What Does the Blue Rose Represent?


Red roses symbolize love and yellow roses symbolize friendship. But what do blue roses mean? Read on to learn more about blue roses and what it means to give someone a blue rose.

What Do Blue Roses Symbolize?

According to "Rose Color Meanings" (see References), blue roses symbolize "mystery or something desired but unattainable." An individual experiencing unrequited love could present a blue rose to his or her object of affection.

Where to Buy Blue Roses

Many floral shops sell blue roses, which are actually white roses dyed with blue coloring. Blue roses do not occur naturally, but Japanese scientists have now genetically engineered a true blue Applause rose only for sale in Japan.

How Did They Make Blue Roses?
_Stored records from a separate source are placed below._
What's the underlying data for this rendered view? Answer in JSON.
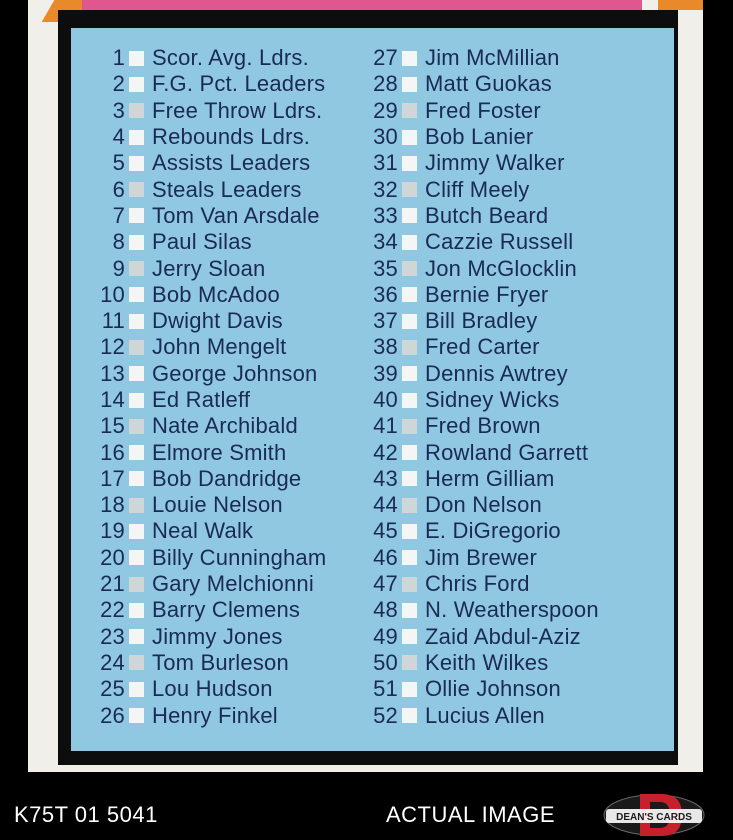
{
  "checklist": {
    "left": [
      {
        "num": "1",
        "name": "Scor. Avg. Ldrs."
      },
      {
        "num": "2",
        "name": "F.G. Pct. Leaders"
      },
      {
        "num": "3",
        "name": "Free Throw Ldrs."
      },
      {
        "num": "4",
        "name": "Rebounds Ldrs."
      },
      {
        "num": "5",
        "name": "Assists Leaders"
      },
      {
        "num": "6",
        "name": "Steals Leaders"
      },
      {
        "num": "7",
        "name": "Tom Van Arsdale"
      },
      {
        "num": "8",
        "name": "Paul Silas"
      },
      {
        "num": "9",
        "name": "Jerry Sloan"
      },
      {
        "num": "10",
        "name": "Bob McAdoo"
      },
      {
        "num": "11",
        "name": "Dwight Davis"
      },
      {
        "num": "12",
        "name": "John Mengelt"
      },
      {
        "num": "13",
        "name": "George Johnson"
      },
      {
        "num": "14",
        "name": "Ed Ratleff"
      },
      {
        "num": "15",
        "name": "Nate Archibald"
      },
      {
        "num": "16",
        "name": "Elmore Smith"
      },
      {
        "num": "17",
        "name": "Bob Dandridge"
      },
      {
        "num": "18",
        "name": "Louie Nelson"
      },
      {
        "num": "19",
        "name": "Neal Walk"
      },
      {
        "num": "20",
        "name": "Billy Cunningham"
      },
      {
        "num": "21",
        "name": "Gary Melchionni"
      },
      {
        "num": "22",
        "name": "Barry Clemens"
      },
      {
        "num": "23",
        "name": "Jimmy Jones"
      },
      {
        "num": "24",
        "name": "Tom Burleson"
      },
      {
        "num": "25",
        "name": "Lou Hudson"
      },
      {
        "num": "26",
        "name": "Henry Finkel"
      }
    ],
    "right": [
      {
        "num": "27",
        "name": "Jim McMillian"
      },
      {
        "num": "28",
        "name": "Matt Guokas"
      },
      {
        "num": "29",
        "name": "Fred Foster"
      },
      {
        "num": "30",
        "name": "Bob Lanier"
      },
      {
        "num": "31",
        "name": "Jimmy Walker"
      },
      {
        "num": "32",
        "name": "Cliff Meely"
      },
      {
        "num": "33",
        "name": "Butch Beard"
      },
      {
        "num": "34",
        "name": "Cazzie Russell"
      },
      {
        "num": "35",
        "name": "Jon McGlocklin"
      },
      {
        "num": "36",
        "name": "Bernie Fryer"
      },
      {
        "num": "37",
        "name": "Bill Bradley"
      },
      {
        "num": "38",
        "name": "Fred Carter"
      },
      {
        "num": "39",
        "name": "Dennis Awtrey"
      },
      {
        "num": "40",
        "name": "Sidney Wicks"
      },
      {
        "num": "41",
        "name": "Fred Brown"
      },
      {
        "num": "42",
        "name": "Rowland Garrett"
      },
      {
        "num": "43",
        "name": "Herm Gilliam"
      },
      {
        "num": "44",
        "name": "Don Nelson"
      },
      {
        "num": "45",
        "name": "E. DiGregorio"
      },
      {
        "num": "46",
        "name": "Jim Brewer"
      },
      {
        "num": "47",
        "name": "Chris Ford"
      },
      {
        "num": "48",
        "name": "N. Weatherspoon"
      },
      {
        "num": "49",
        "name": "Zaid Abdul-Aziz"
      },
      {
        "num": "50",
        "name": "Keith Wilkes"
      },
      {
        "num": "51",
        "name": "Ollie Johnson"
      },
      {
        "num": "52",
        "name": "Lucius Allen"
      }
    ]
  },
  "footer": {
    "code": "K75T 01 5041",
    "label": "ACTUAL IMAGE",
    "logo_text": "DEAN'S CARDS"
  },
  "colors": {
    "panel": "#8fc8e0",
    "text": "#1b2a55",
    "pink": "#e0568f",
    "orange": "#e98a2a",
    "logo_red": "#c8202a"
  }
}
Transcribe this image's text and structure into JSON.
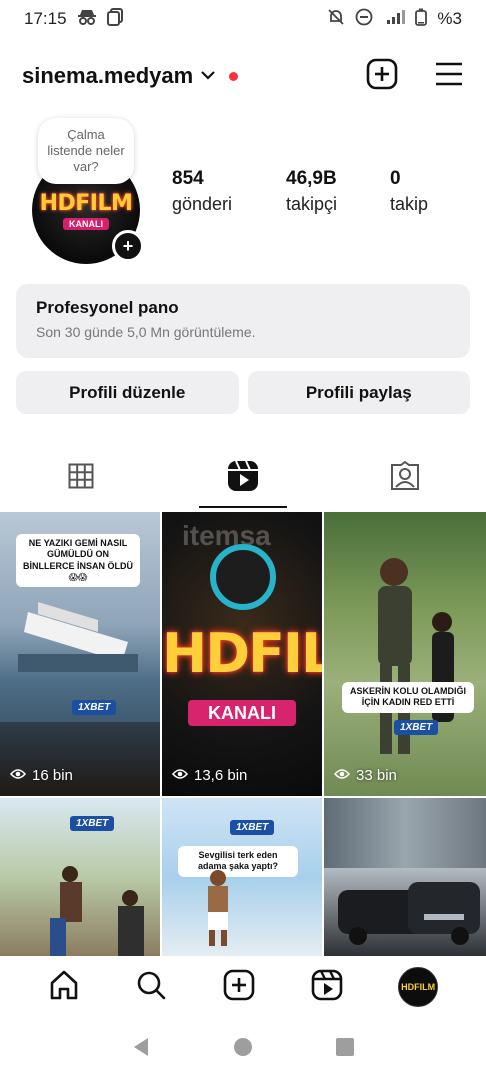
{
  "status_bar": {
    "time": "17:15",
    "battery": "%3"
  },
  "header": {
    "username": "sinema.medyam"
  },
  "profile": {
    "note": "Çalma listende neler var?",
    "avatar_title": "HDFILM",
    "avatar_sub": "KANALI",
    "stats": [
      {
        "value": "854",
        "label": "gönderi"
      },
      {
        "value": "46,9B",
        "label": "takipçi"
      },
      {
        "value": "0",
        "label": "takip"
      }
    ]
  },
  "dashboard": {
    "title": "Profesyonel pano",
    "subtitle": "Son 30 günde 5,0 Mn görüntüleme."
  },
  "buttons": {
    "edit": "Profili düzenle",
    "share": "Profili paylaş"
  },
  "posts": [
    {
      "caption": "NE YAZIKI GEMİ NASIL GÜMÜLDÜ ON BİNLLERCE İNSAN ÖLDÜ😱😱",
      "badge": "1XBET",
      "views": "16 bin"
    },
    {
      "logo": "HDFILM",
      "kanali": "KANALI",
      "watermark": "itemsa",
      "views": "13,6 bin"
    },
    {
      "caption": "ASKERİN KOLU OLAMDIĞI İÇİN KADIN RED ETTİ",
      "badge": "1XBET",
      "views": "33 bin"
    },
    {
      "badge": "1XBET"
    },
    {
      "caption": "Sevgilisi terk eden adama şaka yaptı?",
      "badge": "1XBET"
    },
    {}
  ],
  "colors": {
    "accent_red": "#ff3040",
    "button_bg": "#efeff1",
    "brand_pink": "#d71f6a",
    "brand_yellow": "#ffcc33",
    "bet_blue": "#1a4fa3"
  }
}
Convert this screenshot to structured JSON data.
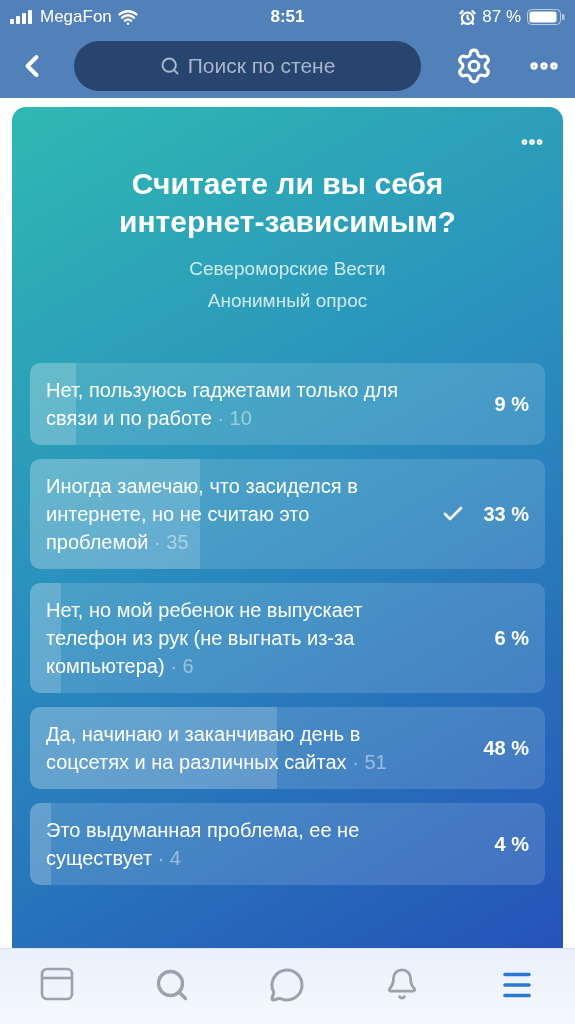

Roses lack the blue pigment delphinidin so the Japanese scientists used pansies and irises (both containing delphinidin) to help create 100 percent blue pigment in the petals.

Significance of True Blue Roses

When true blue roses become more widespread, florists can sell American patriotic rose bouquets (red, white and blue). Engaged couples choosing blue as a wedding color can display true blue roses in different hues as decorations. Baby showers celebrating the upcoming arrival of a baby boy can incorporate pale blue roses.

How to Dye a White Rose Blue

Add a few drops of blue food coloring to a water-filled vase. Insert a white rose, cutting off an inch of the stem at an angle, and over time the rose will take on the blue color.

Blue Rose Fun Facts

Green Ronin Publishing produced a romantic fantasy role-playing video game called "Blue Rose." Blue Rose is also a popular business name, from floral shops to record companies and hotels. A book called The Blue Rose by Gerda Weissmann Klein details the story of Jenny, a child with developmental disabilities.


  • Rose Color Meanings
  • True Blue Roses to Be Sold First in Japan
  • Blue Rose: The Roleplaying Game of Romantic Fantasy

Who Can Help

  • How to Dye Roses Blue
Keywords: blue roses pigment delphinidin Japan, scientists symbolism significance, mystery unattainable dye flower

About this Author

Originally from Indiana but now based in upstate New York, Lisanne Jensen has written professionally since 1988. Her journalism career includes government and features reporting for several Indiana newspapers, book editing, and marketing/graphic design. She holds Bachelor of Arts degrees in journalism and French from Indiana University.